6. Innovate only when you need to.
It's tantalizing to try to innovate on demand. It appears to cost less, focuses on specific issues, and provides a rallying cry when a crisis looms. But this is like trying to stay healthy by waiting for a life-threatening condition to arise before paying attention to your health. A crisis is a great motivator, but it is also the most expensive way to innovate, and it rarely changes long-term behaviors. Consider that only 20 percent of all people who experience a serious cardiac event go on to modify their behaviors over the long term. In the same way, you'll never sustain innovation by just waiting for the next crisis.
7. Encourage everyone to drop any and all ideas into an electronic submission box.
The suggestion box is my all-time favorite innovation killer. It's the roach motel of innovation. Organizations make two fatal mistakes when they take this path. First, they put one part-time person at the narrow end of a very large funnel of new ideas. That's a setup for disaster. No one person can keep up with the flow, and it's too easy to shoot down ideas that don't pass some unwritten code of acceptability. Second, the submitter almost never knows what happened to his or her idea, and soon gives up on even trying. Ideas need to be treated with respect. Our ideas are our children. We want them to be acknowledged, cared for, and nurtured. Ignoring ideas is the best way to convince your associates that innovation is nothing more than a hollow mantra.
Although each of the seven innovation killers is familiar, overcoming them requires constant diligence on your part. As a leader, it may well be the most important responsibility you have to the long-term success of your company. It's hard work--you have to create a culture that embraces uncertainty, you have to define the boundaries of acceptable failure, and you have to recognize and reward measurable innovation. In short, innovation has to become a set of habits that is consciously kept alive through your leadership.
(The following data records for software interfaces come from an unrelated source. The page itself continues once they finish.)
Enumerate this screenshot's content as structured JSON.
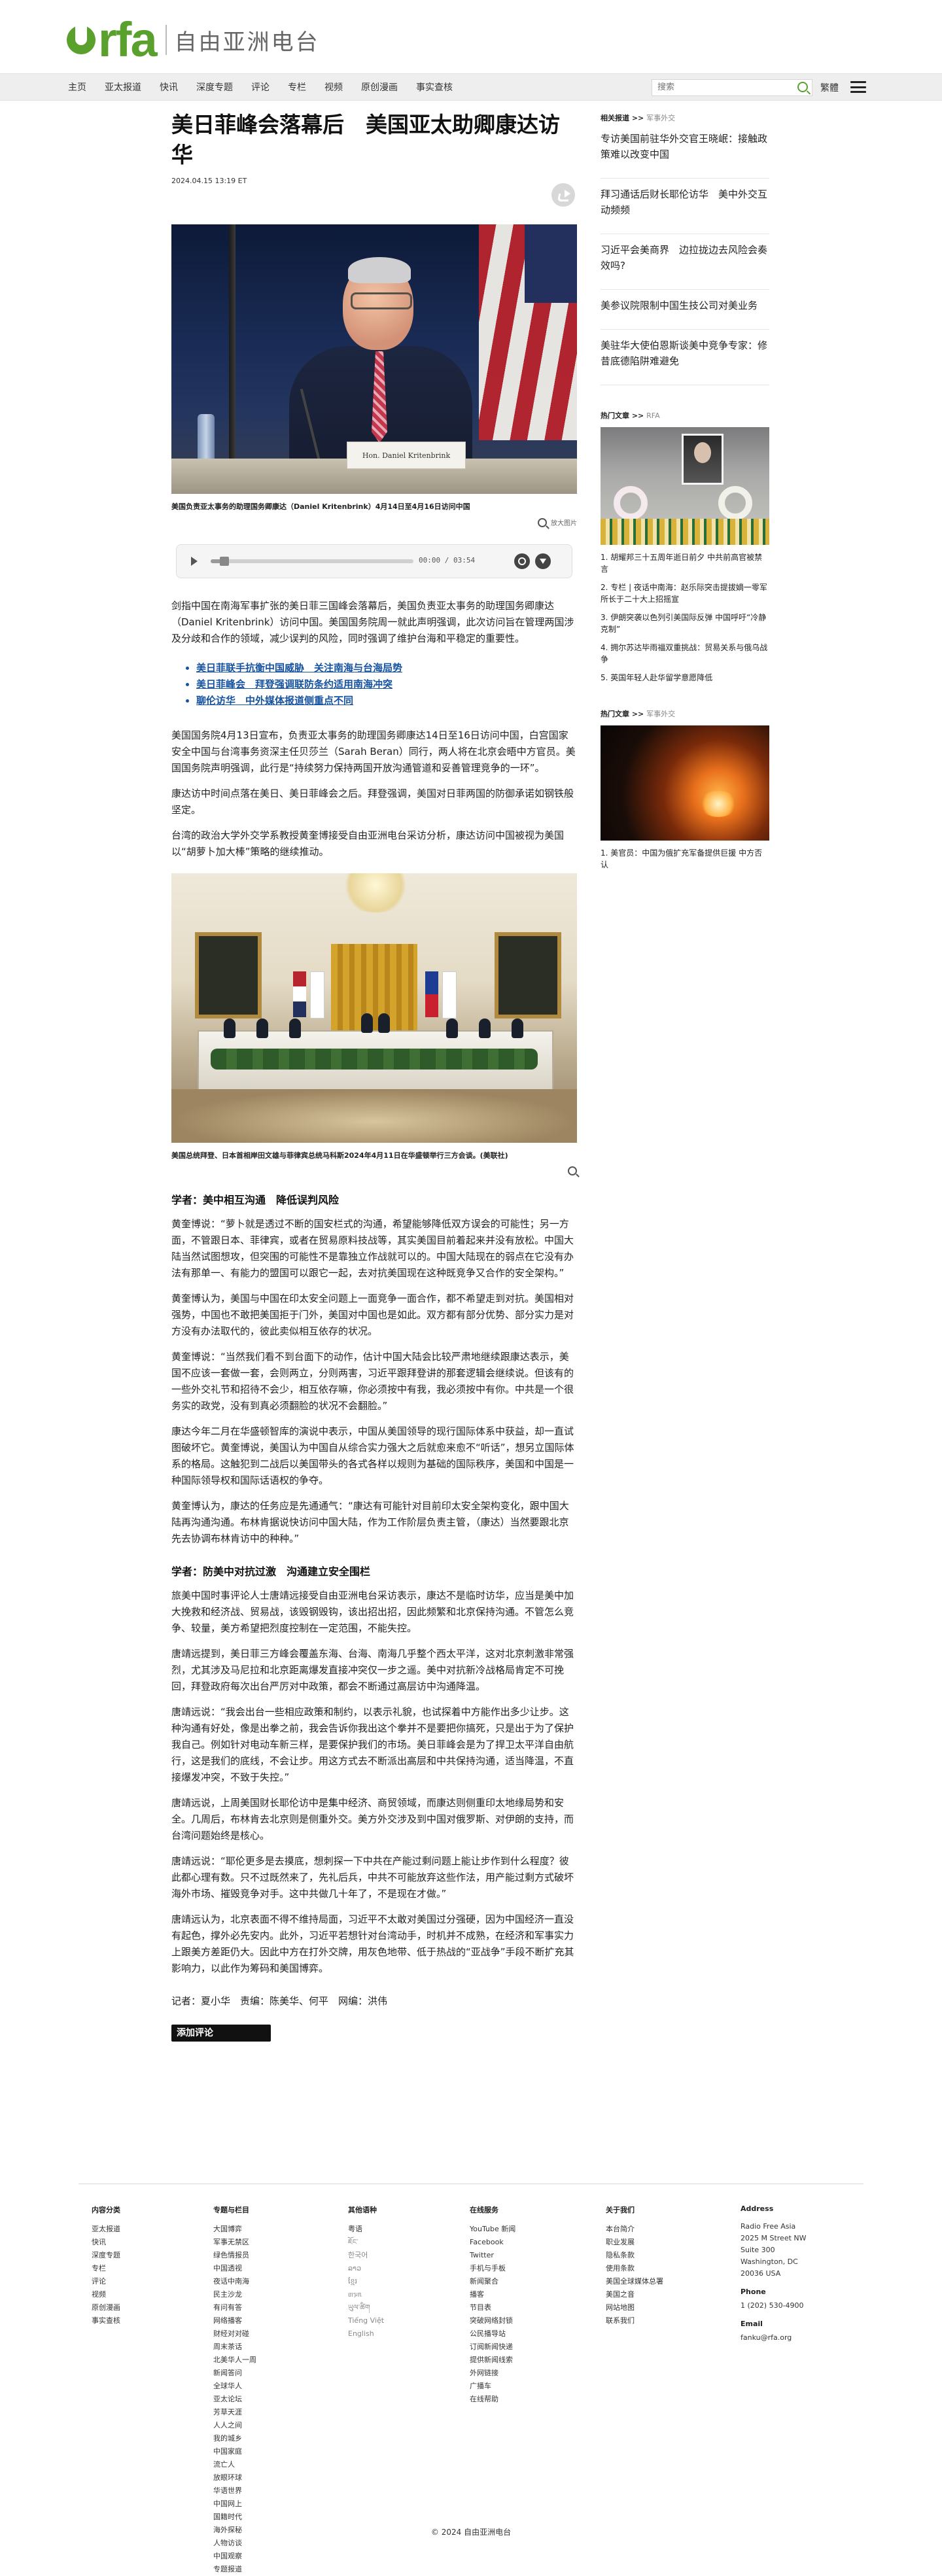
{
  "site": {
    "logo_text": "rfa",
    "name_cn": "自由亚洲电台"
  },
  "nav": {
    "items": [
      "主页",
      "亚太报道",
      "快讯",
      "深度专题",
      "评论",
      "专栏",
      "视频",
      "原创漫画",
      "事实查核"
    ],
    "search_placeholder": "搜索",
    "trad_label": "繁體"
  },
  "article": {
    "headline": "美日菲峰会落幕后　美国亚太助卿康达访华",
    "date": "2024.04.15 13:19 ET",
    "photo1": {
      "nameplate": "Hon. Daniel Kritenbrink",
      "caption": "美国负责亚太事务的助理国务卿康达（Daniel Kritenbrink）4月14日至4月16日访问中国"
    },
    "zoom_label": "放大图片",
    "audio": {
      "time": "00:00 / 03:54",
      "progress": 0.05
    },
    "lede": "剑指中国在南海军事扩张的美日菲三国峰会落幕后，美国负责亚太事务的助理国务卿康达（Daniel Kritenbrink）访问中国。美国国务院周一就此声明强调，此次访问旨在管理两国涉及分歧和合作的领域，减少误判的风险，同时强调了维护台海和平稳定的重要性。",
    "related": [
      "美日菲联手抗衡中国威胁　关注南海与台海局势",
      "美日菲峰会　拜登强调联防条约适用南海冲突",
      "聊伦访华　中外媒体报道侧重点不同"
    ],
    "paragraphs_a": [
      "美国国务院4月13日宣布，负责亚太事务的助理国务卿康达14日至16日访问中国，白宫国家安全中国与台湾事务资深主任贝莎兰（Sarah Beran）同行，两人将在北京会晤中方官员。美国国务院声明强调，此行是“持续努力保持两国开放沟通管道和妥善管理竞争的一环”。",
      "康达访中时间点落在美日、美日菲峰会之后。拜登强调，美国对日菲两国的防御承诺如钢铁般坚定。",
      "台湾的政治大学外交学系教授黄奎博接受自由亚洲电台采访分析，康达访问中国被视为美国以“胡萝卜加大棒”策略的继续推动。"
    ],
    "photo2": {
      "caption": "美国总统拜登、日本首相岸田文雄与菲律宾总统马科斯2024年4月11日在华盛顿举行三方会谈。(美联社)"
    },
    "subhead1": "学者：美中相互沟通　降低误判风险",
    "paragraphs_b": [
      "黄奎博说：“萝卜就是透过不断的国安栏式的沟通，希望能够降低双方误会的可能性；另一方面，不管跟日本、菲律宾，或者在贸易原料技战等，其实美国目前着起来并没有放松。中国大陆当然试图想攻，但突围的可能性不是靠独立作战就可以的。中国大陆现在的弱点在它没有办法有那单一、有能力的盟国可以跟它一起，去对抗美国现在这种既竞争又合作的安全架构。”",
      "黄奎博认为，美国与中国在印太安全问题上一面竞争一面合作，都不希望走到对抗。美国相对强势，中国也不敢把美国拒于门外，美国对中国也是如此。双方都有部分优势、部分实力是对方没有办法取代的，彼此卖似相互依存的状况。",
      "黄奎博说：“当然我们看不到台面下的动作，估计中国大陆会比较严肃地继续跟康达表示，美国不应该一套做一套，会则两立，分则两害，习近平跟拜登讲的那套逻辑会继续说。但该有的一些外交礼节和招待不会少，相互依存嘛，你必须按中有我，我必须按中有你。中共是一个很务实的政党，没有到真必须翻脸的状况不会翻脸。”",
      "康达今年二月在华盛顿智库的演说中表示，中国从美国领导的现行国际体系中获益，却一直试图破坏它。黄奎博说，美国认为中国自从综合实力强大之后就愈来愈不“听话”，想另立国际体系的格局。这触犯到二战后以美国带头的各式各样以规则为基础的国际秩序，美国和中国是一种国际领导权和国际话语权的争夺。",
      "黄奎博认为，康达的任务应是先通通气：“康达有可能针对目前印太安全架构变化，跟中国大陆再沟通沟通。布林肯据说快访问中国大陆，作为工作阶层负责主管，（康达）当然要跟北京先去协调布林肯访中的种种。”"
    ],
    "subhead2": "学者：防美中对抗过激　沟通建立安全围栏",
    "paragraphs_c": [
      "旅美中国时事评论人士唐靖远接受自由亚洲电台采访表示，康达不是临时访华，应当是美中加大挽救和经济战、贸易战，该毁钢毁钩，该出招出招，因此频繁和北京保持沟通。不管怎么竞争、较量，美方希望把烈度控制在一定范围，不能失控。",
      "唐靖远提到，美日菲三方峰会覆盖东海、台海、南海几乎整个西太平洋，这对北京刺激非常强烈，尤其涉及马尼拉和北京距离爆发直接冲突仅一步之遥。美中对抗新冷战格局肯定不可挽回，拜登政府每次出台严厉对中政策，都会不断通过高层访中沟通降温。",
      "唐靖远说：“我会出台一些相应政策和制约，以表示礼貌，也试探着中方能作出多少让步。这种沟通有好处，像是出拳之前，我会告诉你我出这个拳并不是要把你搞死，只是出于为了保护我自己。例如针对电动车新三样，是要保护我们的市场。美日菲峰会是为了捍卫太平洋自由航行，这是我们的底线，不会让步。用这方式去不断派出高层和中共保持沟通，适当降温，不直接爆发冲突，不致于失控。”",
      "唐靖远说，上周美国财长耶伦访中是集中经济、商贸领域，而康达则侧重印太地缘局势和安全。几周后，布林肯去北京则是侧重外交。美方外交涉及到中国对俄罗斯、对伊朗的支持，而台湾问题始终是核心。",
      "唐靖远说：“耶伦更多是去摸底，想刺探一下中共在产能过剩问题上能让步作到什么程度？彼此都心理有数。只不过既然来了，先礼后兵，中共不可能放弃这些作法，用产能过剩方式破坏海外市场、摧毁竞争对手。这中共做几十年了，不是现在才做。”",
      "唐靖远认为，北京表面不得不维持局面，习近平不太敢对美国过分强硬，因为中国经济一直没有起色，撑外必先安内。此外，习近平若想针对台湾动手，时机并不成熟，在经济和军事实力上跟美方差距仍大。因此中方在打外交牌，用灰色地带、低于热战的“亚战争”手段不断扩充其影响力，以此作为筹码和美国博弈。"
    ],
    "credits": "记者：夏小华　责编：陈美华、何平　网编：洪伟",
    "comment_button": "添加评论"
  },
  "sidebar": {
    "related": {
      "label": "相关报道",
      "category": "军事外交",
      "stories": [
        "专访美国前驻华外交官王晓岷：接触政策难以改变中国",
        "拜习通话后财长耶伦访华　美中外交互动频频",
        "习近平会美商界　边拉拢边去风险会奏效吗?",
        "美参议院限制中国生技公司对美业务",
        "美驻华大使伯恩斯谈美中竞争专家：修昔底德陷阱难避免"
      ]
    },
    "hot1": {
      "label": "热门文章",
      "category": "RFA",
      "items": [
        "1. 胡耀邦三十五周年逝日前夕 中共前高官被禁言",
        "2. 专栏 | 夜话中南海：赵乐际突击提拔嫡一零军所长于二十大上招摇宣",
        "3. 伊朗突袭以色列引美国际反弹 中国呼吁“冷静克制”",
        "4. 拥尔苏达毕雨福双重挑战：贸易关系与俄乌战争",
        "5. 英国年轻人赴华留学意愿降低"
      ]
    },
    "hot2": {
      "label": "热门文章",
      "category": "军事外交",
      "items": [
        "1. 美官员：中国为俄扩充军备提供巨援 中方否认"
      ]
    }
  },
  "footer": {
    "columns": [
      {
        "title": "内容分类",
        "items": [
          "亚太报道",
          "快讯",
          "深度专题",
          "专栏",
          "评论",
          "视频",
          "原创漫画",
          "事实查核"
        ]
      },
      {
        "title": "专题与栏目",
        "items": [
          "大国博弈",
          "军事无禁区",
          "绿色情报员",
          "中国透视",
          "夜话中南海",
          "民主沙龙",
          "有问有答",
          "网络播客",
          "财经对对碰",
          "周末茶话",
          "北美华人一周",
          "新闻答问",
          "全球华人",
          "亚太论坛",
          "芳草天涯",
          "人人之间",
          "我的城乡",
          "中国家庭",
          "流亡人",
          "放眼环球",
          "华语世界",
          "中国网上",
          "国籍时代",
          "海外探秘",
          "人物访谈",
          "中国观察",
          "专题报道"
        ]
      },
      {
        "title": "其他语种",
        "items": [
          "粤语",
          "ཇོང་",
          "한국어",
          "ລາວ",
          "ខ្មែរ",
          "ᥖᥭᥰ",
          "ཡུལ་ཚིག",
          "Tiếng Việt",
          "English"
        ]
      },
      {
        "title": "在线服务",
        "items": [
          "YouTube 新闻",
          "Facebook",
          "Twitter",
          "手机与手板",
          "新闻聚合",
          "播客",
          "节目表",
          "突破网络封锁",
          "公民播导站",
          "订阅新闻快递",
          "提供新闻线索",
          "外网链接",
          "广播车",
          "在线帮助"
        ]
      },
      {
        "title": "关于我们",
        "items": [
          "本台简介",
          "职业发展",
          "隐私条款",
          "使用条款",
          "美国全球媒体总署",
          "美国之音",
          "网站地图",
          "联系我们"
        ]
      }
    ],
    "address": {
      "title": "Address",
      "lines": [
        "Radio Free Asia",
        "2025 M Street NW",
        "Suite 300",
        "Washington, DC",
        "20036 USA"
      ],
      "phone_title": "Phone",
      "phone": "1 (202) 530-4900",
      "email_title": "Email",
      "email": "fanku@rfa.org"
    },
    "copyright": "© 2024 自由亚洲电台"
  },
  "colors": {
    "brand_green": "#5aa02c",
    "link_blue": "#1552a0",
    "nav_bg": "#eeeeee"
  }
}
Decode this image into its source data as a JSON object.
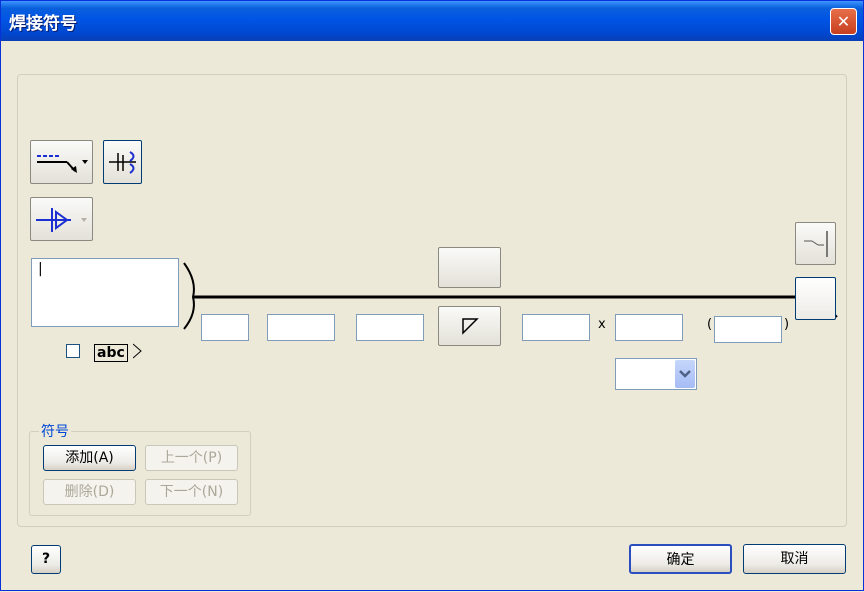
{
  "window": {
    "title": "焊接符号",
    "close_glyph": "✕"
  },
  "arrow": {
    "text_value": "|"
  },
  "abc_tag": "abc",
  "multiply_sign": "x",
  "paren_open": "(",
  "paren_close": ")",
  "symbols_group": {
    "title": "符号",
    "add_label": "添加(A)",
    "prev_label": "上一个(P)",
    "delete_label": "删除(D)",
    "next_label": "下一个(N)"
  },
  "footer": {
    "help_glyph": "?",
    "ok_label": "确定",
    "cancel_label": "取消"
  },
  "colors": {
    "titlebar": "#0055e5",
    "accent": "#003c74",
    "group_label": "#0046d5"
  },
  "icons": {
    "leader": "leader-style-icon",
    "swap": "swap-symbol-icon",
    "arrow_side": "arrow-side-icon",
    "fillet": "fillet-symbol-icon",
    "tail": "tail-icon",
    "field_weld": "field-weld-icon"
  }
}
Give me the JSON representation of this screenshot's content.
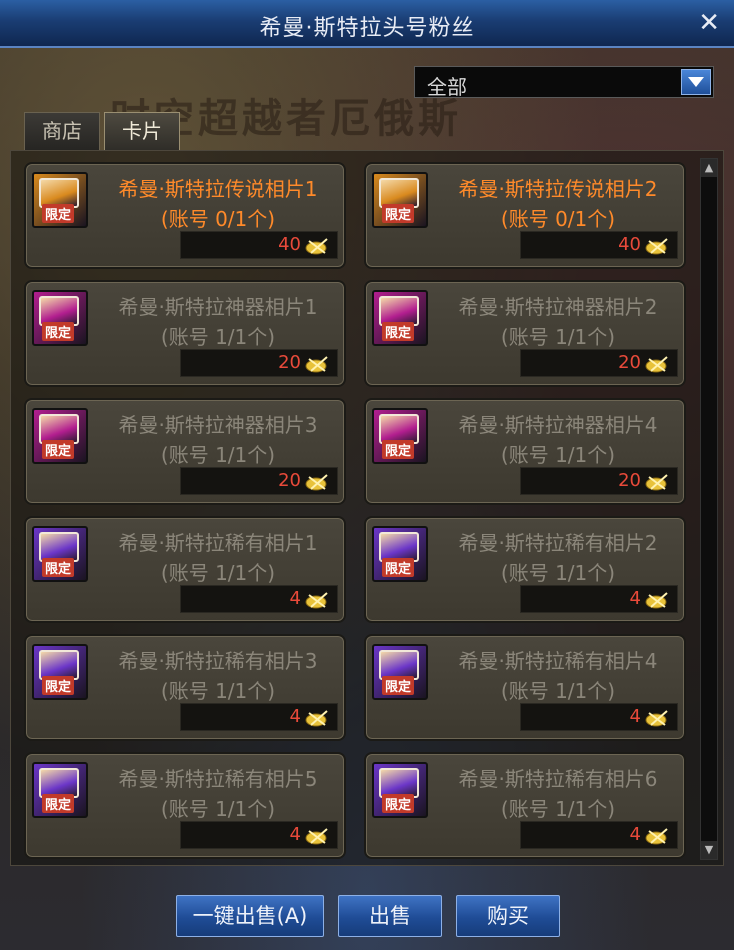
{
  "window": {
    "title": "希曼·斯特拉头号粉丝",
    "close_label": "✕"
  },
  "banner_text": "时空超越者厄俄斯",
  "filter": {
    "selected": "全部"
  },
  "tabs": [
    {
      "label": "商店",
      "active": false
    },
    {
      "label": "卡片",
      "active": true
    }
  ],
  "items": [
    {
      "name": "希曼·斯特拉传说相片1",
      "limit": "(账号 0/1个)",
      "price": "40",
      "available": true,
      "badge": "限定",
      "color": "#d98a1e"
    },
    {
      "name": "希曼·斯特拉传说相片2",
      "limit": "(账号 0/1个)",
      "price": "40",
      "available": true,
      "badge": "限定",
      "color": "#d98a1e"
    },
    {
      "name": "希曼·斯特拉神器相片1",
      "limit": "(账号 1/1个)",
      "price": "20",
      "available": false,
      "badge": "限定",
      "color": "#b21e8f"
    },
    {
      "name": "希曼·斯特拉神器相片2",
      "limit": "(账号 1/1个)",
      "price": "20",
      "available": false,
      "badge": "限定",
      "color": "#b21e8f"
    },
    {
      "name": "希曼·斯特拉神器相片3",
      "limit": "(账号 1/1个)",
      "price": "20",
      "available": false,
      "badge": "限定",
      "color": "#b21e8f"
    },
    {
      "name": "希曼·斯特拉神器相片4",
      "limit": "(账号 1/1个)",
      "price": "20",
      "available": false,
      "badge": "限定",
      "color": "#b21e8f"
    },
    {
      "name": "希曼·斯特拉稀有相片1",
      "limit": "(账号 1/1个)",
      "price": "4",
      "available": false,
      "badge": "限定",
      "color": "#6b36c8"
    },
    {
      "name": "希曼·斯特拉稀有相片2",
      "limit": "(账号 1/1个)",
      "price": "4",
      "available": false,
      "badge": "限定",
      "color": "#6b36c8"
    },
    {
      "name": "希曼·斯特拉稀有相片3",
      "limit": "(账号 1/1个)",
      "price": "4",
      "available": false,
      "badge": "限定",
      "color": "#6b36c8"
    },
    {
      "name": "希曼·斯特拉稀有相片4",
      "limit": "(账号 1/1个)",
      "price": "4",
      "available": false,
      "badge": "限定",
      "color": "#6b36c8"
    },
    {
      "name": "希曼·斯特拉稀有相片5",
      "limit": "(账号 1/1个)",
      "price": "4",
      "available": false,
      "badge": "限定",
      "color": "#6b36c8"
    },
    {
      "name": "希曼·斯特拉稀有相片6",
      "limit": "(账号 1/1个)",
      "price": "4",
      "available": false,
      "badge": "限定",
      "color": "#6b36c8"
    }
  ],
  "buttons": {
    "sell_all": "一键出售(A)",
    "sell": "出售",
    "buy": "购买"
  }
}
The good news is that if you work to keep the innovation killers at bay, you will create a culture that not only thrives on innovation but can't live without it.